LISTED RECORDS:
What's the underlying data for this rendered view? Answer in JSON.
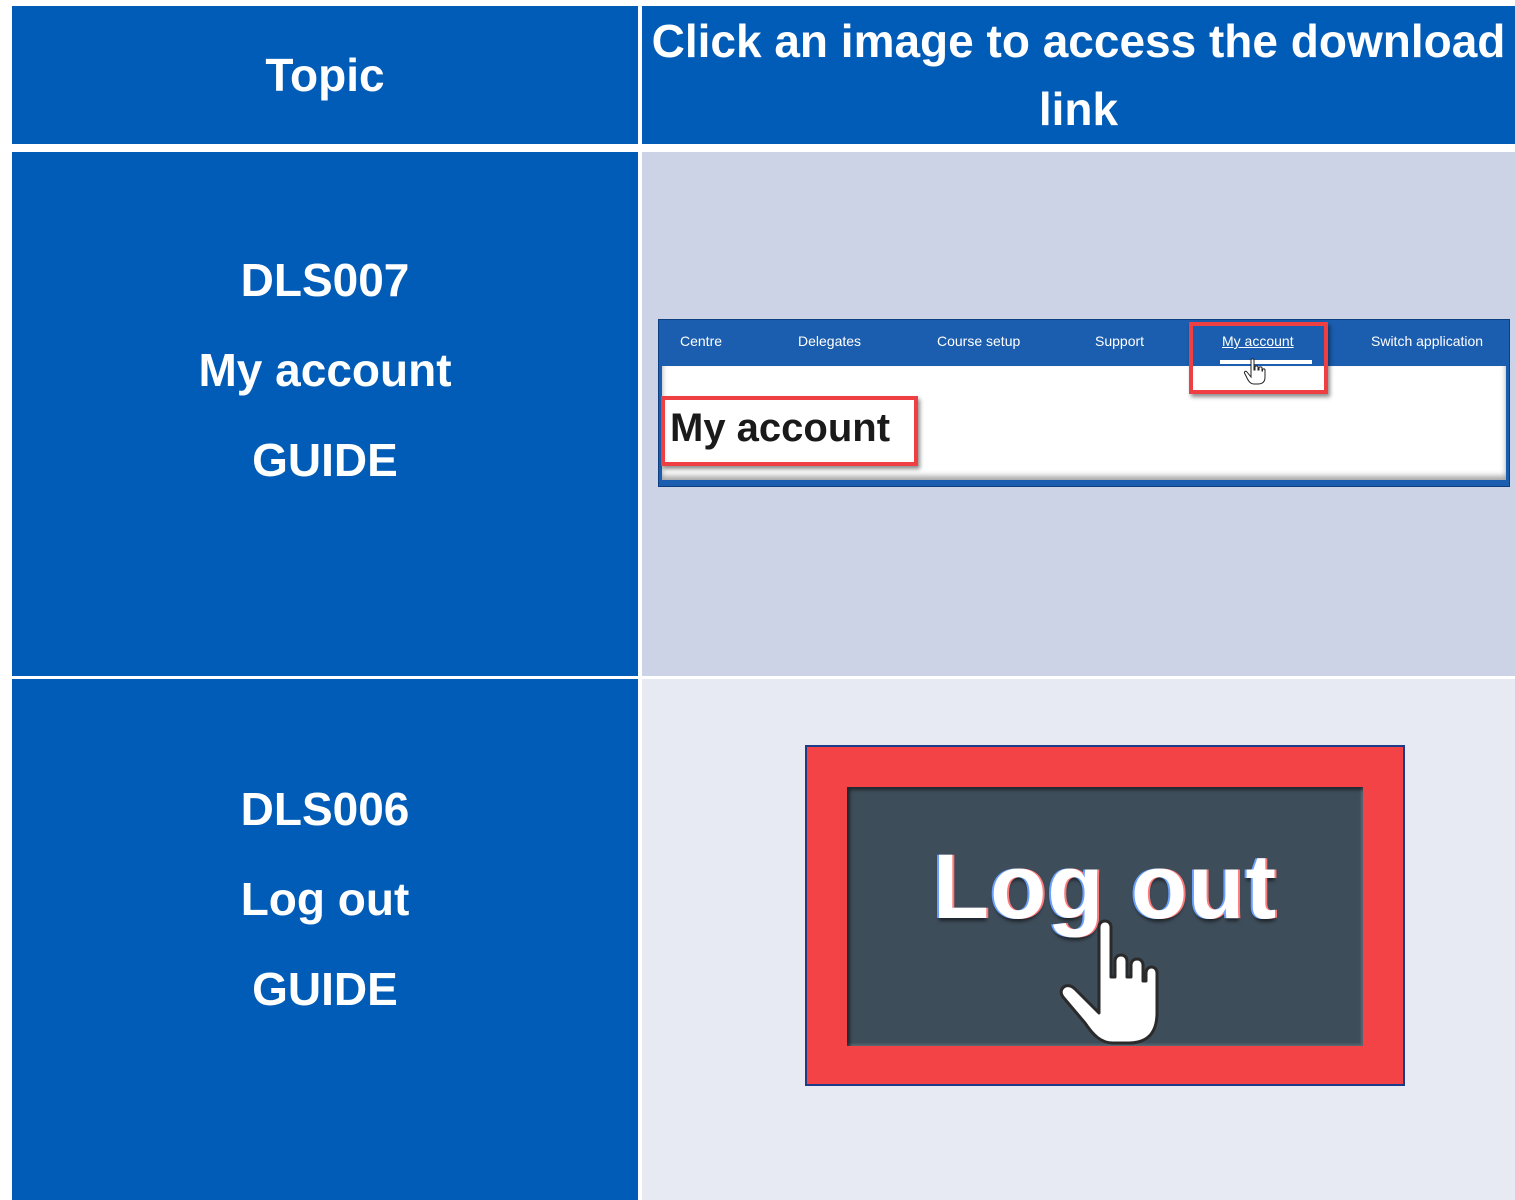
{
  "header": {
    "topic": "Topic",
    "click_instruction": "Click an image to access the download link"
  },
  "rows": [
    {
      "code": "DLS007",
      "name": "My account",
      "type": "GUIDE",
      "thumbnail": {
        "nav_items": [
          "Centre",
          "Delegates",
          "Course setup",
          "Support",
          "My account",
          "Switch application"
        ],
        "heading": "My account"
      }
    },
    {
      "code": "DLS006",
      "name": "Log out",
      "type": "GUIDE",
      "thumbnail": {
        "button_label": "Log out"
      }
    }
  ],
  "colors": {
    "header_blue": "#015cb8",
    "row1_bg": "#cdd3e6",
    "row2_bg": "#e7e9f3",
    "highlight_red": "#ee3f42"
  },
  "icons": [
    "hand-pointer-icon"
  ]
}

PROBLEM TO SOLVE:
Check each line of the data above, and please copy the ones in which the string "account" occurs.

RESPONSE:
      "name": "My account",
          "My account",
        "heading": "My account"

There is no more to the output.